Pure culture in sensation, culture in the physical consciousness, really ultimate PHYSICAL consciousness, mindless, utterly sensual. It is so sensual as to be final, supreme.
There is a third irony in this pursuit of knowledge. Not only were we created with rational abilities to no useful end; and not only were we given powers of insight and intuition which let no light in whatsoever; but we cannot help but think. We are trapped by thinking, analyzing, calculating, estimating, categorizing, and concluding. It is impossible to smell the flowers without thinking about the nature of the flower, and the scent, and the breeze which brought it to us. We are doomed – regardless what Birkin would like to think or what Hindu ascetics may have achieved – to think until we are tired of thinking.
Most of us – like Tolstoy – simply wear out thinking. After a while it is time to give up on the answers and think about nothing in particular.
There are those who believe that knowledge is the key to creating a better world. Without it we cannot resolve war, alleviate poverty, engineer social harmony, construct a more just and equal world.
Yet history is against the very idea of human progress. It is hard to conclude anything but that wars, disease, civil unrest, inequality, and penury will continue ad infinitum. Human nature is innate, hardwired, and ineluctable in its aggressiveness, self-interested territorialism. Equality may ebb and flow, but never find stasis. Cynics say that the more knowledge we have, the more we use it for evil ends.
Birkin, despite his ‘Salvador Mundi’ side, is deeply cynical:

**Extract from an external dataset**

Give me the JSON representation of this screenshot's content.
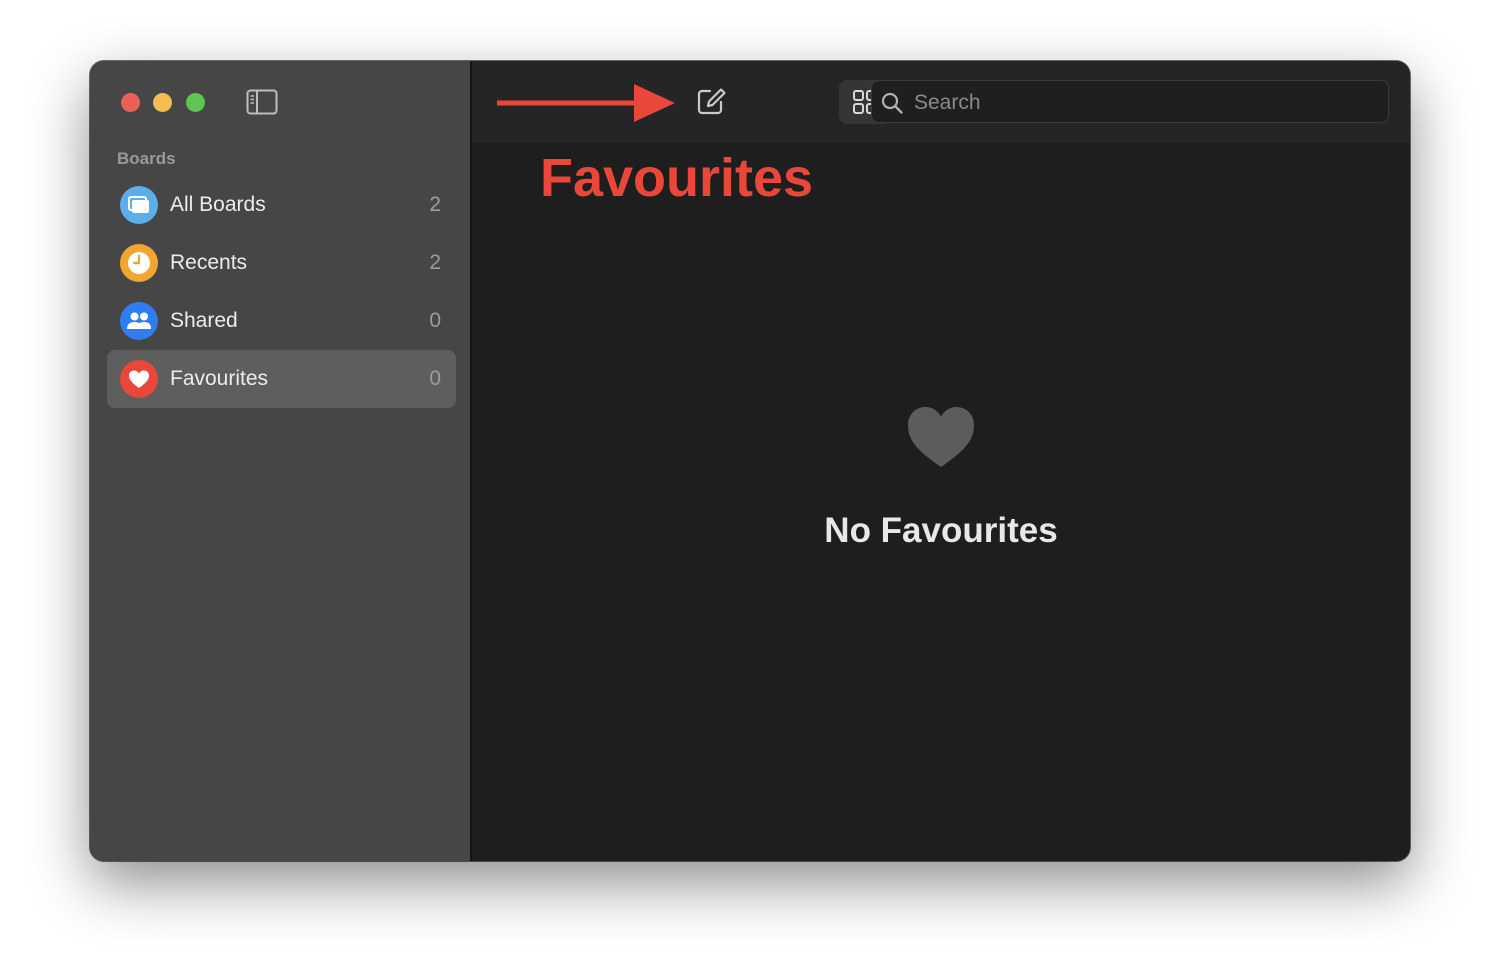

What people want is hate—hate and nothing but hate. And in the name of righteousness and love, they get it. They distil themselves with nitroglycerine, all the lot of them, out of very love. It's the lie that kills. If we want hate, let us have it—death, murder, torture, violent destruction—let us have it: but not in the name of love. But I abhor humanity, I wish it was swept away. It could go, and there would be no ABSOLUTE loss, if every human being perished tomorrow. The reality would be untouched. Nay, it would be better. The real tree of life would then be rid of the most ghastly, heavy crop of Dead Sea Fruit, the intolerable burden of myriad simulacra of people, an infinite weight of mortal lies.Where does this leave us? We are stuck with our rationality and our vain but apparently inbred insistence to know. We get nowhere in our quest for knowledge and nowhere nearer to meaning than before we began. History has shown that knowledge is not a good in and of itself; and that in fact much knowledge has let to mayhem. Even the best intended application of knowledge has often led to unintended, horrible consequences.
Epictetus was right. A dispassionate stoicism and an appreciation of life as it comes may be the best if not only way to resolve the ironies and conundrums of intelligence and being.